• _The problem_
Search the records for the string "Placed", and show each line where it appears.

Component data from apps and pages
+++

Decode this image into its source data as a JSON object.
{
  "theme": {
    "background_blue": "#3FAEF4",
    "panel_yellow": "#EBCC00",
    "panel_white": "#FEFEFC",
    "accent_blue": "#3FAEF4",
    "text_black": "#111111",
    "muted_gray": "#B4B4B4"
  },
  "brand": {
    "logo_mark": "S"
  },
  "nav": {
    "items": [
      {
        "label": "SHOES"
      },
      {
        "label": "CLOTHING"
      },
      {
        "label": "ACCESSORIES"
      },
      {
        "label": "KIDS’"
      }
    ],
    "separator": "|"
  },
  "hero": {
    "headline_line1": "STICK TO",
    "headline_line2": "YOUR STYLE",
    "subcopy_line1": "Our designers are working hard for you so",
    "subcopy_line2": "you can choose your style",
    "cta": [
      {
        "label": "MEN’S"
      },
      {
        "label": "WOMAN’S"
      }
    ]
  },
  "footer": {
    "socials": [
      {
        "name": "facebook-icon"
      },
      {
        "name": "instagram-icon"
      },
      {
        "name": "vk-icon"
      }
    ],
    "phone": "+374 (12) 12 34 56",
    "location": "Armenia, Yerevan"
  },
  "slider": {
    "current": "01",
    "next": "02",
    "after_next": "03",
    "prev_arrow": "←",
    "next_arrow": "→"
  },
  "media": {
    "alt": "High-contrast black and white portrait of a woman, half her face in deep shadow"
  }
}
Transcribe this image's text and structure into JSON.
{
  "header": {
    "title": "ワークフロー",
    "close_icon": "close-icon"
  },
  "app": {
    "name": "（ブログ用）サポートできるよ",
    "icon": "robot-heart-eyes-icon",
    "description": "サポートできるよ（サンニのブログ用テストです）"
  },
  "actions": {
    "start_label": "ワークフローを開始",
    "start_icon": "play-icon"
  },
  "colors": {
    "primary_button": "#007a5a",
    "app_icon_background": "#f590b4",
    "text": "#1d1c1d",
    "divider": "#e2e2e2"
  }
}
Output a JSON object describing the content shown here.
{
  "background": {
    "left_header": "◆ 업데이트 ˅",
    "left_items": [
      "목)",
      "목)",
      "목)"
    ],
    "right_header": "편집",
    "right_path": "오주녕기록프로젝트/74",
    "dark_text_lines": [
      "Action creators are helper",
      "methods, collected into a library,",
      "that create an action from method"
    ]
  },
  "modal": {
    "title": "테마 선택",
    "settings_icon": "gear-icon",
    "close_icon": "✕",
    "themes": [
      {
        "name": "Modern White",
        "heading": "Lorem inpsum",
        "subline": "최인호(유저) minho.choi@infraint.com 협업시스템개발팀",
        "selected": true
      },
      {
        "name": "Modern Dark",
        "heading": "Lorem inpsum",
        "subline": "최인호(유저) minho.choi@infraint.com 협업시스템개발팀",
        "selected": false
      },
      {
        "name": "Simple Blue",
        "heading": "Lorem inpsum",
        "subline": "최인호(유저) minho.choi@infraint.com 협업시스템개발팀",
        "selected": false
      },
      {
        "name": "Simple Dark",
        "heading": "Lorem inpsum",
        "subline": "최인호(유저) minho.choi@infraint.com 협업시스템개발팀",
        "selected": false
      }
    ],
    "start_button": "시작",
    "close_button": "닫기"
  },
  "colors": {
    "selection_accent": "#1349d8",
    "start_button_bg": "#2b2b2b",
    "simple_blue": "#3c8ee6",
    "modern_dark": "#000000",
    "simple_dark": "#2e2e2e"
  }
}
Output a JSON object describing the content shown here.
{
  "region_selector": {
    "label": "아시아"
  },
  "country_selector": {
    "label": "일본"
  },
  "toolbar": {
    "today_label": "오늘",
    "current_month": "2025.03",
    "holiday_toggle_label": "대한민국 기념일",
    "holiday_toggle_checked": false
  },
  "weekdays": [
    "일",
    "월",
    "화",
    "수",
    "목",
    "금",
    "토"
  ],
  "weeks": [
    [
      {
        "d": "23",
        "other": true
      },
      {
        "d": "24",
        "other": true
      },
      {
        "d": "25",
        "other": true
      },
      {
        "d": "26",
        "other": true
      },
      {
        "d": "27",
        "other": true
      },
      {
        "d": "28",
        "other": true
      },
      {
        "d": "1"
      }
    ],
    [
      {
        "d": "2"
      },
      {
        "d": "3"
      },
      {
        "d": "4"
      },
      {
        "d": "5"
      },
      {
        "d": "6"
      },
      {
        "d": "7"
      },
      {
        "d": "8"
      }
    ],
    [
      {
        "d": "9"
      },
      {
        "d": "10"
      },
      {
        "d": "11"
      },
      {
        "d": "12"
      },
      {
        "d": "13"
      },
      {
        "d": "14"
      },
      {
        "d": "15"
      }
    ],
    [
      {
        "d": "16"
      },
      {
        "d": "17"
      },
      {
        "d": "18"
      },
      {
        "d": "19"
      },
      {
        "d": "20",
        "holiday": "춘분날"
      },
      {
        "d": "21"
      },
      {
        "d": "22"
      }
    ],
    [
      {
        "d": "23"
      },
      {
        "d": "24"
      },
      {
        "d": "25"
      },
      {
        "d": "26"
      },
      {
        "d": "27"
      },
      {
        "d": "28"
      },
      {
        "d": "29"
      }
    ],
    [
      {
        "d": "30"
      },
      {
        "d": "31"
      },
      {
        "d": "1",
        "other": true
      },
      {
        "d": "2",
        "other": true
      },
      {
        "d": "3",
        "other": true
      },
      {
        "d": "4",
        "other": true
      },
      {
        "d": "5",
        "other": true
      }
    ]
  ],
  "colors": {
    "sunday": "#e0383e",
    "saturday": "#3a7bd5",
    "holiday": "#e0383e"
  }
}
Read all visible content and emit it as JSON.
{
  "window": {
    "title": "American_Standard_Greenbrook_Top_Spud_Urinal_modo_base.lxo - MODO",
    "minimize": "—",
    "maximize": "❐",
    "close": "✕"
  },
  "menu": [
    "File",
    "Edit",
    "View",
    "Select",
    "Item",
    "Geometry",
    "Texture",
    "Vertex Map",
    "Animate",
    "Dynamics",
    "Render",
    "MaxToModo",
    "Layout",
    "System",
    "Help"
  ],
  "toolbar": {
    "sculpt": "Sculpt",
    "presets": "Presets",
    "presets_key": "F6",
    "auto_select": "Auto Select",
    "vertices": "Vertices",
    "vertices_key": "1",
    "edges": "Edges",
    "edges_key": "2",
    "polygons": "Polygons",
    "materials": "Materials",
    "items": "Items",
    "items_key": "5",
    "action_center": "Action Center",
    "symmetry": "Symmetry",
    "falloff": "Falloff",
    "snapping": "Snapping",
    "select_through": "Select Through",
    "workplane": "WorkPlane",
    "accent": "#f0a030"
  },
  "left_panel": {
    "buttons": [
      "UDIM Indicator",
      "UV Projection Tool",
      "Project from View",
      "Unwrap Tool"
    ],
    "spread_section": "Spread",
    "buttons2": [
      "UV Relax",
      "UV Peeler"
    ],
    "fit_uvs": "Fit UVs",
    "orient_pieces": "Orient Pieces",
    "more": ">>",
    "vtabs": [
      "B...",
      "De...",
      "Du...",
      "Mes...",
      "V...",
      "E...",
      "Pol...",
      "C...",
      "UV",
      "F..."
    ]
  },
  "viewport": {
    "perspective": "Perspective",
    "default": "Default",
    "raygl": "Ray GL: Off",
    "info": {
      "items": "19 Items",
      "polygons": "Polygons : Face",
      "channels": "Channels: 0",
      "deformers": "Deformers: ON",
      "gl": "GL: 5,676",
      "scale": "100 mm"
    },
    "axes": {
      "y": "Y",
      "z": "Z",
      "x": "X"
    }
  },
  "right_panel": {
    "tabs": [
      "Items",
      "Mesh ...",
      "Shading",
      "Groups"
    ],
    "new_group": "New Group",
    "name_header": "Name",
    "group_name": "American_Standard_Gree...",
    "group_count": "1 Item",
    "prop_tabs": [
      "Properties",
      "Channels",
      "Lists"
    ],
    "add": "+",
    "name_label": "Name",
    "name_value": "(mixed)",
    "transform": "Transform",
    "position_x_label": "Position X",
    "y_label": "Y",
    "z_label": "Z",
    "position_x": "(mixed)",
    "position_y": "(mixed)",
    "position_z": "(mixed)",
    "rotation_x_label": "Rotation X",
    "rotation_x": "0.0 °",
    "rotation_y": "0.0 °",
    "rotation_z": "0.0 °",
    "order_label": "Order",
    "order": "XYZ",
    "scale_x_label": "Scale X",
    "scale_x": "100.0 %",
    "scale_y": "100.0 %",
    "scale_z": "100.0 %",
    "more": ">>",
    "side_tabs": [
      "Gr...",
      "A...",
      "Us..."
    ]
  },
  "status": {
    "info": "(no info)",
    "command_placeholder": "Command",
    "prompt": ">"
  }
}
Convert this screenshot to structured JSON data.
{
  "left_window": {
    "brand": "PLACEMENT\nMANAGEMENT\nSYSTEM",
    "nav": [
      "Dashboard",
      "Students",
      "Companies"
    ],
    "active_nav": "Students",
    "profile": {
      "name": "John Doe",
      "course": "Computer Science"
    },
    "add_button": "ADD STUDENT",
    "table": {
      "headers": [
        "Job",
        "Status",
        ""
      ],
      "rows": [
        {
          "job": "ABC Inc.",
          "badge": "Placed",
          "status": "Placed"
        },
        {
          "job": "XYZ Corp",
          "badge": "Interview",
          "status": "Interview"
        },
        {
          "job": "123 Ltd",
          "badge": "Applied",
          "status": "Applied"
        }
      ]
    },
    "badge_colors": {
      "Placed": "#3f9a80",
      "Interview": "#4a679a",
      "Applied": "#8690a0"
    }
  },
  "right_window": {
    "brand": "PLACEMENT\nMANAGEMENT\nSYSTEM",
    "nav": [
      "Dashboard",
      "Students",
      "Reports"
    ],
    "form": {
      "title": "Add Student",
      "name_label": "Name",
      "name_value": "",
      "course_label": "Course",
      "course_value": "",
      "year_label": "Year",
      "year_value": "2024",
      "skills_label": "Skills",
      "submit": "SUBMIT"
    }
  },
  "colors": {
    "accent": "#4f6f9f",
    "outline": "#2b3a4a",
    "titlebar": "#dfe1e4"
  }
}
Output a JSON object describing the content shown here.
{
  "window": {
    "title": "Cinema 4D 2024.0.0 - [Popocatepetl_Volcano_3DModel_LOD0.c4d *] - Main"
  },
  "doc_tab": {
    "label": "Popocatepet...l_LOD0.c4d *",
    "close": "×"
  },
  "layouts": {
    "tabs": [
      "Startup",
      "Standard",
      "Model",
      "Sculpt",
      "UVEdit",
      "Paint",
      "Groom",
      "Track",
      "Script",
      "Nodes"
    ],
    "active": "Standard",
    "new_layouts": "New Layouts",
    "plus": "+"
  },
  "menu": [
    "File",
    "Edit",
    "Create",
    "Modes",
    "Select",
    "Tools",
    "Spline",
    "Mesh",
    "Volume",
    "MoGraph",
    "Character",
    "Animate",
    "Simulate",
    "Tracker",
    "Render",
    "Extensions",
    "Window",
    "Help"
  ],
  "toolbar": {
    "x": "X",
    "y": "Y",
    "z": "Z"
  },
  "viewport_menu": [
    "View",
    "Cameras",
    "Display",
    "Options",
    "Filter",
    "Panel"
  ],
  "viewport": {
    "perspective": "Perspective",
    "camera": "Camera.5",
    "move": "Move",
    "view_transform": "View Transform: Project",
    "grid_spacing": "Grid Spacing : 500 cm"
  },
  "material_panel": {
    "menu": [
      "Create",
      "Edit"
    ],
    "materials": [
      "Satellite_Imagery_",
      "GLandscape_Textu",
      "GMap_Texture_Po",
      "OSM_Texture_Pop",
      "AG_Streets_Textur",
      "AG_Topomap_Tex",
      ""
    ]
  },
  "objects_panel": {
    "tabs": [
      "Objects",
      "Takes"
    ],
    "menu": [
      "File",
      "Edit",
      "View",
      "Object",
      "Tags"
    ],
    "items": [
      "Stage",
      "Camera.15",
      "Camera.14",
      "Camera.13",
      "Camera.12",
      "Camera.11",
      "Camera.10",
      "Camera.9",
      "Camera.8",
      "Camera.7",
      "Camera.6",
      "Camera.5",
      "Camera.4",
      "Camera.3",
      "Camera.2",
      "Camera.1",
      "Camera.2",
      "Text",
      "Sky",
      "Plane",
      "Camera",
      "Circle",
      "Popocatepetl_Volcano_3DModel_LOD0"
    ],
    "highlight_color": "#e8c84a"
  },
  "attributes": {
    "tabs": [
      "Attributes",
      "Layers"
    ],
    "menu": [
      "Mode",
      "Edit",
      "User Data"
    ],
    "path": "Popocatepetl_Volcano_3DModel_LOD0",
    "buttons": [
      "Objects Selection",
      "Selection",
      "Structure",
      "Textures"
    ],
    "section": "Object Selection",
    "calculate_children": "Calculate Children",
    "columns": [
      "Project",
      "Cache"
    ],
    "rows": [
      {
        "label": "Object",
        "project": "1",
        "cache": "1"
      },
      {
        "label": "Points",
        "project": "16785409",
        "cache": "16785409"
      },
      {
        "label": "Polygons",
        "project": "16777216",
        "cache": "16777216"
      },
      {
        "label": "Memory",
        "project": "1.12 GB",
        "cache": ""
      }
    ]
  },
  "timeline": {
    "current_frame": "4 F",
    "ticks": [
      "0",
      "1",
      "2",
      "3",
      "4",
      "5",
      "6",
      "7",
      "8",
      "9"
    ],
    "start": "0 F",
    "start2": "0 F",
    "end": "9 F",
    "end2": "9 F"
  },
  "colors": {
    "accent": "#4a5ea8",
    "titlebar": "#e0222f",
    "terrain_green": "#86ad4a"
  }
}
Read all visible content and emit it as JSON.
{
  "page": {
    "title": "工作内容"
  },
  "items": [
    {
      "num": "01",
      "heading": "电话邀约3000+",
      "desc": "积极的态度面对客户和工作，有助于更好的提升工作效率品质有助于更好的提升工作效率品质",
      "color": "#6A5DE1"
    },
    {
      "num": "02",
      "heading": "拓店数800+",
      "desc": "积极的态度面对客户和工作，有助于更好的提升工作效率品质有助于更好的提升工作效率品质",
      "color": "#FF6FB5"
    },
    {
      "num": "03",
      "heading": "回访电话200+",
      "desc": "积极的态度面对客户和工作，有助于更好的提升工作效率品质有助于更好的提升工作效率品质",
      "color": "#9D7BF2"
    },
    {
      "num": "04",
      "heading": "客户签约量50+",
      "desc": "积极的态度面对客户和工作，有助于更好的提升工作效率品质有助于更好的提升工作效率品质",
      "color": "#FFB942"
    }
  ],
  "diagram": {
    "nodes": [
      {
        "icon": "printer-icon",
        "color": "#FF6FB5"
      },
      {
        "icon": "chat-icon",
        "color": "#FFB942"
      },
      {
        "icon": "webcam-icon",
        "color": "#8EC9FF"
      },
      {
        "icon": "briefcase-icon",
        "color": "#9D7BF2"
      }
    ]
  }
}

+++

• _Your solution_
          "badge": "Placed",
          "status": "Placed"
      "Placed": "#3f9a80",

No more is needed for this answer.